## [Aim of the exercise]
Type out every line of the data again, exactly.

____________

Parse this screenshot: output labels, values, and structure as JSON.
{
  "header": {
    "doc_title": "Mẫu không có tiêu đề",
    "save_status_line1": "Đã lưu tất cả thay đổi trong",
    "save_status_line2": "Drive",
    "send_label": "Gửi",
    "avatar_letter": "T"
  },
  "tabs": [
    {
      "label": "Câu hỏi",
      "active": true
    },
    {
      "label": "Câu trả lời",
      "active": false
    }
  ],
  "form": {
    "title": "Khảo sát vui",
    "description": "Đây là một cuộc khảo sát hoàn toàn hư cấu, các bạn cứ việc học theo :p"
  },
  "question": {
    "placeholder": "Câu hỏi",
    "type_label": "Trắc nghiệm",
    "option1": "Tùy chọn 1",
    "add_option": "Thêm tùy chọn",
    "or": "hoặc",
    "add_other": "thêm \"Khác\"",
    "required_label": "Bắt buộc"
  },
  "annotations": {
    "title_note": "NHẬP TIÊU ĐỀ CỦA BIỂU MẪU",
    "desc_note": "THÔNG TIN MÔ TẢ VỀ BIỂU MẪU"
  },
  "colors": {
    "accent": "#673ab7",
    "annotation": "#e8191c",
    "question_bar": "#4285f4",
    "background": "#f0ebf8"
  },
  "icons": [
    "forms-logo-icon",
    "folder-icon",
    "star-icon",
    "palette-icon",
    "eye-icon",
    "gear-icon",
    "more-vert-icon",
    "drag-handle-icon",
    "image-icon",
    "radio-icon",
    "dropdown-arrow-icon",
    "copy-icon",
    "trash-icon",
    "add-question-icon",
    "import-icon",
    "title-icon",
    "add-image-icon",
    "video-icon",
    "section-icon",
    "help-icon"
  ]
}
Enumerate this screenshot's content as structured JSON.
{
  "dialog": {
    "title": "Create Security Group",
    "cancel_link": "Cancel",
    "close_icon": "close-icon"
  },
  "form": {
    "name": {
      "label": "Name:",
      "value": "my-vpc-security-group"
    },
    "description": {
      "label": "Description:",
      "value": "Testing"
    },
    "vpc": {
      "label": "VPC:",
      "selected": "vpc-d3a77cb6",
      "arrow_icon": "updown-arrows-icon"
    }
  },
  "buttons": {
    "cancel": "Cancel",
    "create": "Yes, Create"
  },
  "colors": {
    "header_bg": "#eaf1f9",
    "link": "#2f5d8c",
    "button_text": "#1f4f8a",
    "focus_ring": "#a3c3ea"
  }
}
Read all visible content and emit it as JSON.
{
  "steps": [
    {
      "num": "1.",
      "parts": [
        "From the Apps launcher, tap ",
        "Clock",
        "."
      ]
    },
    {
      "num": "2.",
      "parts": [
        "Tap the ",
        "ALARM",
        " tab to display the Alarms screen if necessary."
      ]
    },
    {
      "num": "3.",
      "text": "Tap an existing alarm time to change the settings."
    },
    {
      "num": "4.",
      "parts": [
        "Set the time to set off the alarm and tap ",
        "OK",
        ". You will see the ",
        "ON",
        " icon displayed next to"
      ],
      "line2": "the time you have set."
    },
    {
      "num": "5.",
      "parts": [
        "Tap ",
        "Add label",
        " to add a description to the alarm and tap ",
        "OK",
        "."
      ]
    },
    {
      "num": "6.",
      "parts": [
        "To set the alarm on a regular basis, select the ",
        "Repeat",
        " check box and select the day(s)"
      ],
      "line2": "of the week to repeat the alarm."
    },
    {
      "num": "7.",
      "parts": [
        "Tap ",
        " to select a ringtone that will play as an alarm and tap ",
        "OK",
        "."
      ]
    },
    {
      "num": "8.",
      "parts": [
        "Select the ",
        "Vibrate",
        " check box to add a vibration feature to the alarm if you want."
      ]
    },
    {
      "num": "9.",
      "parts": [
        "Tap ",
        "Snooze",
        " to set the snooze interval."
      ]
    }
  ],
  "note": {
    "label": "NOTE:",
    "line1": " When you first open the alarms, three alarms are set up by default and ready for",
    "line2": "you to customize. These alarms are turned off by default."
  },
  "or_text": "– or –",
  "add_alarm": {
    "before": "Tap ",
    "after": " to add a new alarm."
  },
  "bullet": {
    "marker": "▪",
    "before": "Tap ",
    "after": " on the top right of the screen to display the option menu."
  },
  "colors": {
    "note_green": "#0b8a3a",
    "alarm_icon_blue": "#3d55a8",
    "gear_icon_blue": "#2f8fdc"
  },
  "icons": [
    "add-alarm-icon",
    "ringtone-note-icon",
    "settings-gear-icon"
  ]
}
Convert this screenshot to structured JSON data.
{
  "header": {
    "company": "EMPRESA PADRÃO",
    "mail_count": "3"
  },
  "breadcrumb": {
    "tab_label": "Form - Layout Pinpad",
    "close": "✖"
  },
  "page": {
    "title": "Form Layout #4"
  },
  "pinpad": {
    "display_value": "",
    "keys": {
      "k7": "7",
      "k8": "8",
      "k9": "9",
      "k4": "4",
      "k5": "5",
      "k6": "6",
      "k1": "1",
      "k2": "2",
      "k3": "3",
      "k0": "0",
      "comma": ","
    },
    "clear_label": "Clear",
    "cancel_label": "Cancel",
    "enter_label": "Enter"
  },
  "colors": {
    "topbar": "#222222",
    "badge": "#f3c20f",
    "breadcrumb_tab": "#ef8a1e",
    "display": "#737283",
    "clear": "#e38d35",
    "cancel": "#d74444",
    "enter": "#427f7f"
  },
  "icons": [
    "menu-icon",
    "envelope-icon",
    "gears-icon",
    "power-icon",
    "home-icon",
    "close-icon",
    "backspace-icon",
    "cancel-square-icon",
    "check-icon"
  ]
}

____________

## [Finished exercise]
Parse this screenshot: output labels, values, and structure as JSON.
{
  "header": {
    "doc_title": "Mẫu không có tiêu đề",
    "save_status_line1": "Đã lưu tất cả thay đổi trong",
    "save_status_line2": "Drive",
    "send_label": "Gửi",
    "avatar_letter": "T"
  },
  "tabs": [
    {
      "label": "Câu hỏi",
      "active": true
    },
    {
      "label": "Câu trả lời",
      "active": false
    }
  ],
  "form": {
    "title": "Khảo sát vui",
    "description": "Đây là một cuộc khảo sát hoàn toàn hư cấu, các bạn cứ việc học theo :p"
  },
  "question": {
    "placeholder": "Câu hỏi",
    "type_label": "Trắc nghiệm",
    "option1": "Tùy chọn 1",
    "add_option": "Thêm tùy chọn",
    "or": "hoặc",
    "add_other": "thêm \"Khác\"",
    "required_label": "Bắt buộc"
  },
  "annotations": {
    "title_note": "NHẬP TIÊU ĐỀ CỦA BIỂU MẪU",
    "desc_note": "THÔNG TIN MÔ TẢ VỀ BIỂU MẪU"
  },
  "colors": {
    "accent": "#673ab7",
    "annotation": "#e8191c",
    "question_bar": "#4285f4",
    "background": "#f0ebf8"
  },
  "icons": [
    "forms-logo-icon",
    "folder-icon",
    "star-icon",
    "palette-icon",
    "eye-icon",
    "gear-icon",
    "more-vert-icon",
    "drag-handle-icon",
    "image-icon",
    "radio-icon",
    "dropdown-arrow-icon",
    "copy-icon",
    "trash-icon",
    "add-question-icon",
    "import-icon",
    "title-icon",
    "add-image-icon",
    "video-icon",
    "section-icon",
    "help-icon"
  ]
}
Enumerate this screenshot's content as structured JSON.
{
  "dialog": {
    "title": "Create Security Group",
    "cancel_link": "Cancel",
    "close_icon": "close-icon"
  },
  "form": {
    "name": {
      "label": "Name:",
      "value": "my-vpc-security-group"
    },
    "description": {
      "label": "Description:",
      "value": "Testing"
    },
    "vpc": {
      "label": "VPC:",
      "selected": "vpc-d3a77cb6",
      "arrow_icon": "updown-arrows-icon"
    }
  },
  "buttons": {
    "cancel": "Cancel",
    "create": "Yes, Create"
  },
  "colors": {
    "header_bg": "#eaf1f9",
    "link": "#2f5d8c",
    "button_text": "#1f4f8a",
    "focus_ring": "#a3c3ea"
  }
}
Read all visible content and emit it as JSON.
{
  "steps": [
    {
      "num": "1.",
      "parts": [
        "From the Apps launcher, tap ",
        "Clock",
        "."
      ]
    },
    {
      "num": "2.",
      "parts": [
        "Tap the ",
        "ALARM",
        " tab to display the Alarms screen if necessary."
      ]
    },
    {
      "num": "3.",
      "text": "Tap an existing alarm time to change the settings."
    },
    {
      "num": "4.",
      "parts": [
        "Set the time to set off the alarm and tap ",
        "OK",
        ". You will see the ",
        "ON",
        " icon displayed next to"
      ],
      "line2": "the time you have set."
    },
    {
      "num": "5.",
      "parts": [
        "Tap ",
        "Add label",
        " to add a description to the alarm and tap ",
        "OK",
        "."
      ]
    },
    {
      "num": "6.",
      "parts": [
        "To set the alarm on a regular basis, select the ",
        "Repeat",
        " check box and select the day(s)"
      ],
      "line2": "of the week to repeat the alarm."
    },
    {
      "num": "7.",
      "parts": [
        "Tap ",
        " to select a ringtone that will play as an alarm and tap ",
        "OK",
        "."
      ]
    },
    {
      "num": "8.",
      "parts": [
        "Select the ",
        "Vibrate",
        " check box to add a vibration feature to the alarm if you want."
      ]
    },
    {
      "num": "9.",
      "parts": [
        "Tap ",
        "Snooze",
        " to set the snooze interval."
      ]
    }
  ],
  "note": {
    "label": "NOTE:",
    "line1": " When you first open the alarms, three alarms are set up by default and ready for",
    "line2": "you to customize. These alarms are turned off by default."
  },
  "or_text": "– or –",
  "add_alarm": {
    "before": "Tap ",
    "after": " to add a new alarm."
  },
  "bullet": {
    "marker": "▪",
    "before": "Tap ",
    "after": " on the top right of the screen to display the option menu."
  },
  "colors": {
    "note_green": "#0b8a3a",
    "alarm_icon_blue": "#3d55a8",
    "gear_icon_blue": "#2f8fdc"
  },
  "icons": [
    "add-alarm-icon",
    "ringtone-note-icon",
    "settings-gear-icon"
  ]
}
Convert this screenshot to structured JSON data.
{
  "header": {
    "company": "EMPRESA PADRÃO",
    "mail_count": "3"
  },
  "breadcrumb": {
    "tab_label": "Form - Layout Pinpad",
    "close": "✖"
  },
  "page": {
    "title": "Form Layout #4"
  },
  "pinpad": {
    "display_value": "",
    "keys": {
      "k7": "7",
      "k8": "8",
      "k9": "9",
      "k4": "4",
      "k5": "5",
      "k6": "6",
      "k1": "1",
      "k2": "2",
      "k3": "3",
      "k0": "0",
      "comma": ","
    },
    "clear_label": "Clear",
    "cancel_label": "Cancel",
    "enter_label": "Enter"
  },
  "colors": {
    "topbar": "#222222",
    "badge": "#f3c20f",
    "breadcrumb_tab": "#ef8a1e",
    "display": "#737283",
    "clear": "#e38d35",
    "cancel": "#d74444",
    "enter": "#427f7f"
  },
  "icons": [
    "menu-icon",
    "envelope-icon",
    "gears-icon",
    "power-icon",
    "home-icon",
    "close-icon",
    "backspace-icon",
    "cancel-square-icon",
    "check-icon"
  ]
}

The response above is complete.